Lurking within tent: Undercover cops in Occupy LA camp prior to raid

A Los Angeles police officer points his weapon to demonstrators in a tree as officers dismantle the Occupy LA encampment outside City Hall in Los Angeles November 30, 2011. (AFP Photo / Lucy Nicholson)
LA police used nearly a dozen undercover detectives to infiltrate the Occupy LA encampment in the weeks before Wednesday's raid to learn about plans of resistance and the location of any weapons that might be used against police.

An official, speaking on condition of anonymity, said none of the officers slept at the camp, but blended in with the protesters during the day. The undercover work yielded information that some protesters were preparing bamboo spears and other potentially dangerous weapons in preparation for an expected eviction by the LAPD.

Police have been using different techniques to disperse the Occupy Movement protesters all over the US. Some of the most violent include brutal dispersals, with tear gas, sound cannons (LRAD) and pepper spray used against peaceful protesters. Although undercover detectives are something of a novelty, the demonstrators have not been surprised by the revelation, calling it a "tantamount to 1950s McCarthyism," as cited by the City News Service.

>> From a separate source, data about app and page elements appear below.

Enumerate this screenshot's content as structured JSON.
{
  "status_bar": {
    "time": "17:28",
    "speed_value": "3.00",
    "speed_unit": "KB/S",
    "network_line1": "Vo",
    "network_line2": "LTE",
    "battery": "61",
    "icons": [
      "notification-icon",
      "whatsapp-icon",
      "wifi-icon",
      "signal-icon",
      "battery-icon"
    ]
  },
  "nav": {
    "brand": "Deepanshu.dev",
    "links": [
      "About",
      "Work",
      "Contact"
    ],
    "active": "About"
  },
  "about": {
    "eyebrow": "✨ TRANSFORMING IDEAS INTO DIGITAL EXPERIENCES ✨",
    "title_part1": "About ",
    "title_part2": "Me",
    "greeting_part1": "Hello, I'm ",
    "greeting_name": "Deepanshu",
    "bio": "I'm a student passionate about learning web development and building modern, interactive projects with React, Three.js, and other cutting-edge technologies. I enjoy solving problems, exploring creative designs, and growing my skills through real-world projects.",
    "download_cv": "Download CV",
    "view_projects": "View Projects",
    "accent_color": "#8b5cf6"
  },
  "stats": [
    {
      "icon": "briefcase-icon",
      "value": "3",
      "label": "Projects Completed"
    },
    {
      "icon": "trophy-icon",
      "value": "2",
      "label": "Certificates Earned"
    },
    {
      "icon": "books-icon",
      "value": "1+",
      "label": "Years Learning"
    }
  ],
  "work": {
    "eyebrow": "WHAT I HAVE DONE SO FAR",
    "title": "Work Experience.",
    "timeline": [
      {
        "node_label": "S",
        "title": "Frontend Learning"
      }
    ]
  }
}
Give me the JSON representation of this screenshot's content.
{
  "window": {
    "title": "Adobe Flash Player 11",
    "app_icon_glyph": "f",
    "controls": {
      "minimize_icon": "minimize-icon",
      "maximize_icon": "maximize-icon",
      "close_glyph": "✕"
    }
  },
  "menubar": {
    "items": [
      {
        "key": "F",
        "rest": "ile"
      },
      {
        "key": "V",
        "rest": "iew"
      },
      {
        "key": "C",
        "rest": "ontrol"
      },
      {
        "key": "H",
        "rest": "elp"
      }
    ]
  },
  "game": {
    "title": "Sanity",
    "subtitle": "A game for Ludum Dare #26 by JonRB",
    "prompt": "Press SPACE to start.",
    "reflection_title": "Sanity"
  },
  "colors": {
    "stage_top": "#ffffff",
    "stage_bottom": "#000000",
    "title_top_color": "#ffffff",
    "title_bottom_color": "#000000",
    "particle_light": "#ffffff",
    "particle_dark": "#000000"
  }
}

Nearly 300 people were arrested Wednesday during the pre-dawn raid as 1,400 police officers, some in riot gear, moved in to dismantle the Occupy LA City Hall Camp.

The police stepped in after about half of some 500 tents remained in Los Angles after the Monday morning eviction deadline for the weeks-old encampment – one of the largest still remaining in the country. Officers in helmets and wielding batons and guns with rubber bullets converged on the park from all directions with military precision and began making arrests after several orders were given to for the protesters to leave.

In all, 46 of the 291 people arrested during the raid have been charged with misdemeanor crimes of failure to disperse from an unlawful assembly. Some also were charged with resisting arrest.Fifty-eight posted bail or have been released by police, an additional 187 protesters were released without bail and without being charged, as they had no prior criminal records.

Los Angeles Police Chief Charlie Beck praised the officers and the protesters for their restraint and the peaceful way the eviction was carried out.

Meanwhile, police officials are downplaying the significance of the undercover work, saying Occupy meetings were public and information about their plans was easily attainable.

The movement against economic disparity and perceived corporate greed began with Occupy Wall Street in Manhattan two months ago, and police have removed Occupy demonstrators in other cities, such as Boston, Seattle, Philadelphia, Oakland, Portland, Tampa and Washington DC.